Emerson’s strength is in process automation, helping factories in sectors such as mining and oil and gas operate more efficiently. Rockwell is a leader in so-called discrete automation, helping assemble component parts to manufacture items such as automobiles, household appliances and computer systems.
At the heart of the dispute is how effectively the two companies could be integrated. Emerson’s latest $215 per share cash-and-stock bid for Rockwell is based on estimated capitalized synergies between the two companies of around $6 billion, sources familiar with the matter have told Reuters.
Rockwell caters to its discrete automation customers using a programmable logic controller platform it calls Logix. It has been seeking to expand this control platform to process automation and cater to so-called hybrid customers using a combination of process and discrete automation.
Emerson uses a distributed control system platform for its process and hybrid automation customers called DeltaV. Should it acquire Rockwell, it plans to offer its Logix platform to customers alongside DeltaV.
“By leveraging the key technology platforms that are strengths of Emerson and Rockwell, where this technology can mutually coexist and thrive, we would create an industry leader, better positioned in an environment where the global customer base is asking for a more integrated solution in a process world and a hybrid world,” Emerson CEO David Farr said during his company’s earnings call on Tuesday.

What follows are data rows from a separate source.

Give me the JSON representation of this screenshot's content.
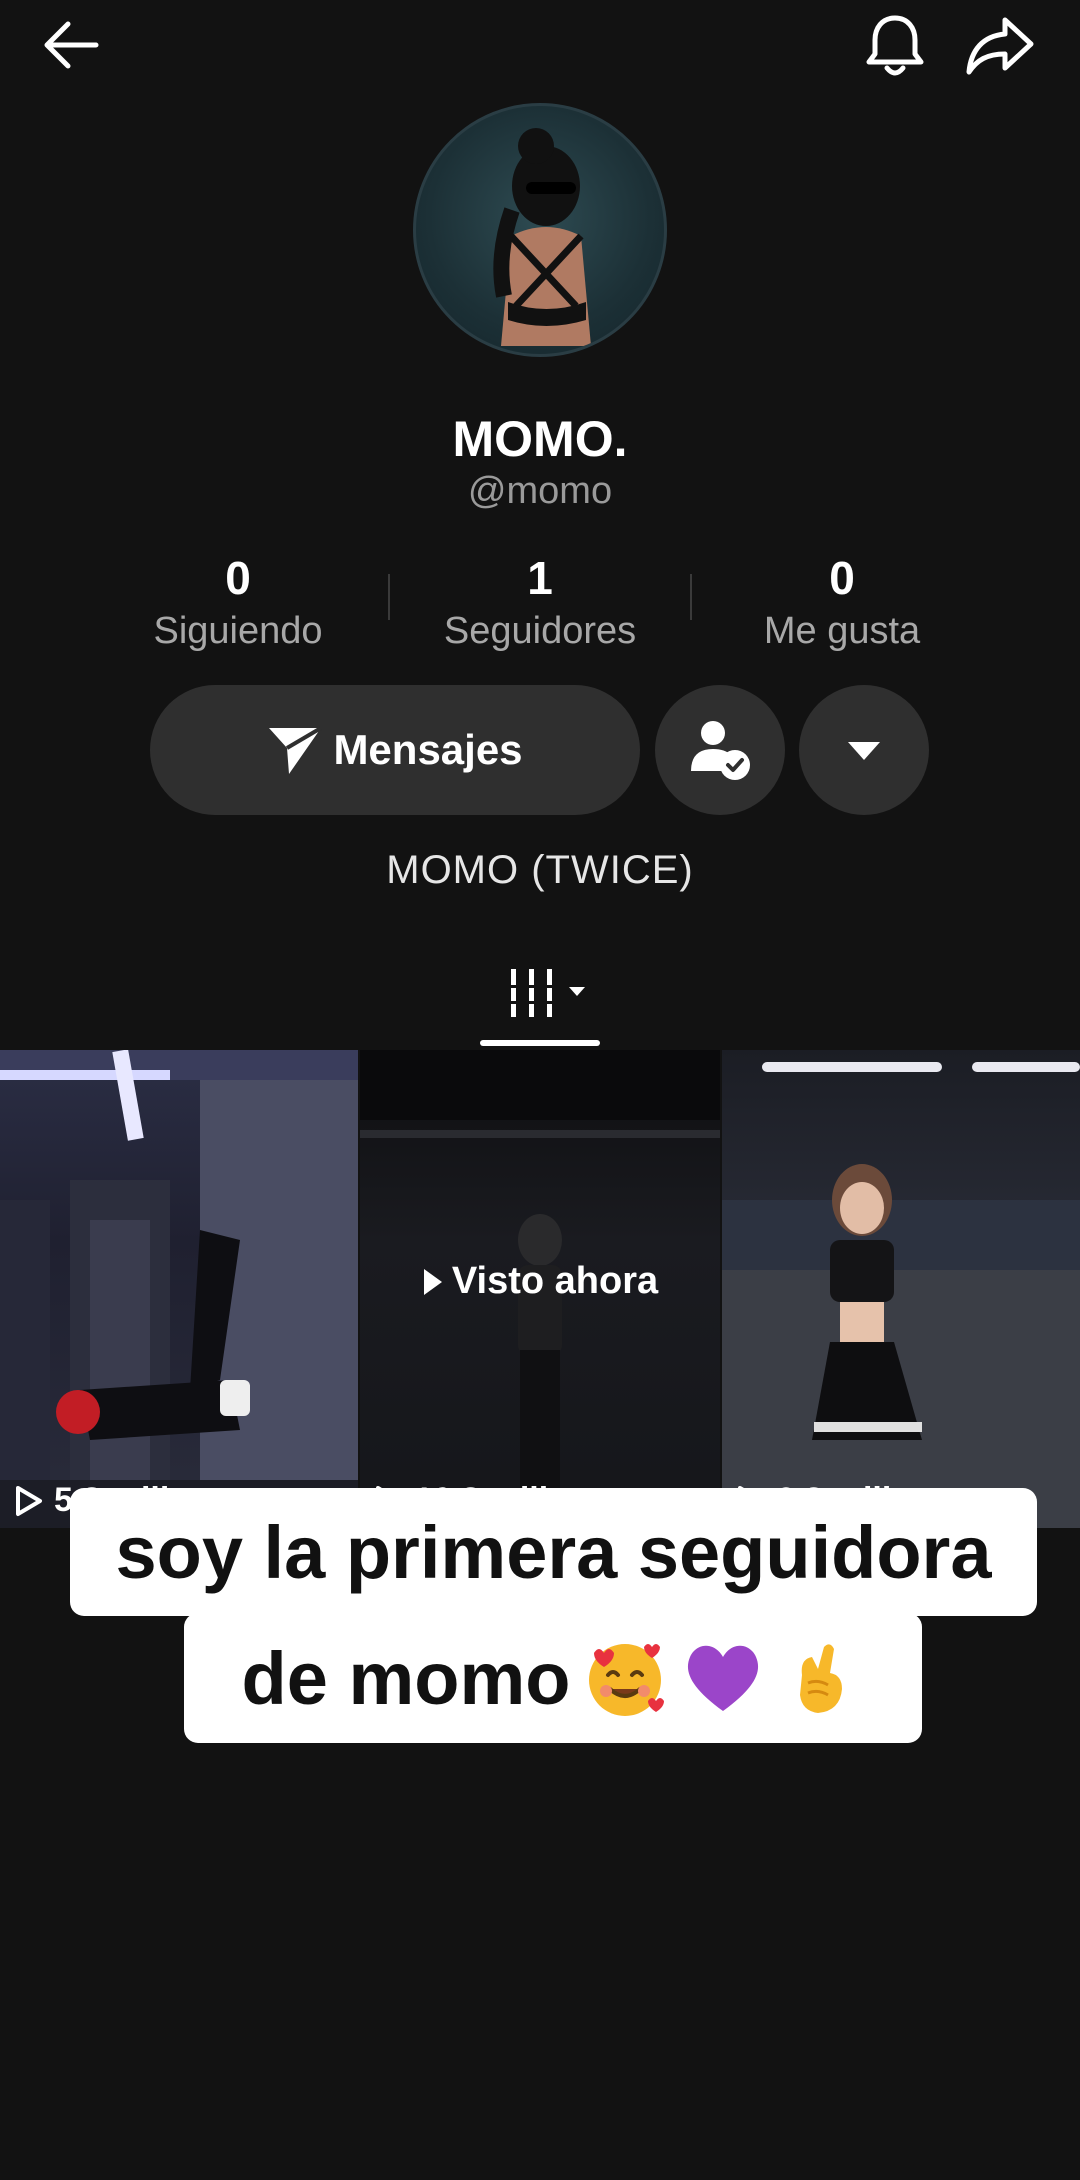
{
  "profile": {
    "name": "MOMO.",
    "handle": "@momo",
    "bio": "MOMO (TWICE)"
  },
  "stats": [
    {
      "value": "0",
      "label": "Siguiendo"
    },
    {
      "value": "1",
      "label": "Seguidores"
    },
    {
      "value": "0",
      "label": "Me gusta"
    }
  ],
  "actions": {
    "message_label": "Mensajes"
  },
  "videos": [
    {
      "views": "5,8 mill."
    },
    {
      "views": "10,8 mill.",
      "overlay": "Visto ahora"
    },
    {
      "views": "6,3 mill."
    }
  ],
  "caption": {
    "line1": "soy la primera seguidora",
    "line2": "de momo"
  },
  "icons": {
    "back": "arrow-left-icon",
    "notifications": "bell-icon",
    "share": "share-arrow-icon",
    "follow_status": "user-check-icon",
    "more": "caret-down-icon",
    "videos_tab": "grid-icon"
  }
}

Rockwell has argued that this approach could disrupt the business of some of its customers who want a single platform, and even cost it revenue. This is despite it previously having tried to challenge Emerson’s DeltaV by developing a similar distributed control system platform called PlantPAx, which never captured significant market share.
Rockwell has been gradually making progress in increasing its footprint in process automation, thanks partly to acquisitions, including a company called MAVERICK Technologies last year.
Rockwell’s process business revenue was up 9 percent year-over-year organically in the latest quarter and up almost 20 percent with the Maverick acquisition included, Moret said.
Based on Emerson’s latest bid, Rockwell shareholders would own about a quarter of the combined company. Rockwell has been apprehensive about accepting Emerson’s stock as a currency because of what it perceives as Farr’s poor track record of integrating acquisitions, sources told Reuters last week.
“Rockwell seems uninterested in engaging,” Vertical Research Partners LLC analysts wrote in a research note on Tuesday. “It has made arguments that a combination with Emerson will create dis-synergies, as channels are disrupted and control platforms would require migration.”
Emerson has not commented on whether it would make a new offer for Rockwell. Emerson shares ended trading on Wednesday down 0.9 percent at $65.52, valuing the company at $40 billion. Rockwell shares ended trading down 3.5 percent at $193.78, valuing it at $25 billion.
In its quarterly earnings on Wednesday, Rockwell forecast its fiscal 2018 adjusted profit to be $7.35 per share at the mid-point, below Wall Street estimates of $7.38 per share, according to Thomson Reuters I/B/E/S.
Rockwell’s operating margins fell to 17 percent in the fourth quarter from 19.8 percent a year earlier, hurt by its control products business.
Rockwell’s net income rose 10.5 percent to $204.6 million, or $1.57 per share, in the quarter ending Sept. 30.
On an adjusted basis, the Milwaukee, Wisconsin-based company earned $1.69 per share. Analysts on average had expected a profit of $1.73 per share.
On Tuesday, Emerson said adjusted net earnings per share for the fiscal year ending September 2018 were expected to be $2.85 at the mid point, compared with an average analysts’ estimate of $2.90 per share, according to Thomson Reuters I/B/E/S/.